3. Say: If you think about it, we can only speak for ourselves and control ourselves; therefore, we need language to communicate our feelings and our needs. When in a conflict, telling the person we are upset with “You should…” or “you need to…” only makes the person angry or ready to argue defensive. It’s hard to argue with someone who only speaks their own truth, and it can help calm down confrontational situations.
4. Explain that students will practice using this “I” statement: “When…I feel…I need…” to communicate feelings and what they really want. Show the examples (see provided handout/slide) and do the samples together.
5. Form groups of four, have the foursome sit in a circle and count off 1-2-3-4 in order. Tell students they will practice completing “When I…” statements in their small groups. They may use the emotion charts to search for a word that suits the situation, but they may also use other emotion vocabulary if they feel the statement needs something more suitable.
6. Give each group a set of four “When I…” starter statements and explain the order of the exercise:
- Person 1 says the opening “When I…” statement; Person 2 completes the second part “I feel ____”, filling in the blank with what they consider an appropriate emotion; Person 3 completes the third part of the statement: “I need…,” explaining what the person can do to help solve the problem.
- Start a second round with Person 4 saying the second “When I…” statement; Person 1 completes the “I feel…” phrase; Person 2 completes the “I need…” portion.

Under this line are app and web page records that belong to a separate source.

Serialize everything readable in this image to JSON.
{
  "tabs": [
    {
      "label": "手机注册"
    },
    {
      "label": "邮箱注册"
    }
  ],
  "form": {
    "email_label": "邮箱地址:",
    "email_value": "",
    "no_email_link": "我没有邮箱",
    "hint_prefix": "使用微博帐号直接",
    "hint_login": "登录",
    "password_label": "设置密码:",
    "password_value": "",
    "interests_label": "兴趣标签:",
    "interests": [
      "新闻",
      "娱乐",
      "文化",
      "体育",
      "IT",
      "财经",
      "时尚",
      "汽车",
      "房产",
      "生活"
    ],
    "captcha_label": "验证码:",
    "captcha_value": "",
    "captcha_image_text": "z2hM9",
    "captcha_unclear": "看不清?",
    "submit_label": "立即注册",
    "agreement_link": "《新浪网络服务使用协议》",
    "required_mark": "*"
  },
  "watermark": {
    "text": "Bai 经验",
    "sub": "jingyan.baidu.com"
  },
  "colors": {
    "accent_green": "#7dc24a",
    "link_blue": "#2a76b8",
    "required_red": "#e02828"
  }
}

- Third round: Person 3 starts a new opening statement; Person 4 completes the second part; Person 1 completes the third part.
- Fourth round: Person 2 starts a new opening statement; Person 3 completes the second part; Person 4 completes the third part.
7. Have the groups select two of their completed statements to share with the class.
8. As the groups share their completed statements, discuss how the exercise worked within their small groups.
- Does everyone respond with the same emotions?
- Does everyone respond with the same needs?
- Did people within your group have different ideas? How were those ideas expressed?
- Were there any conflicts among the members of the group? How were the conflicts solved?
- Did anyone think to use an “I” statement such as “When I give my suggestion and people say my idea is dumb, I feel infuriated; I need to take a deep breath and ignore the person.” How could this have helped you?
Close with a discussion: How can this exercise help us communicate our needs better and help us avoid tense situations?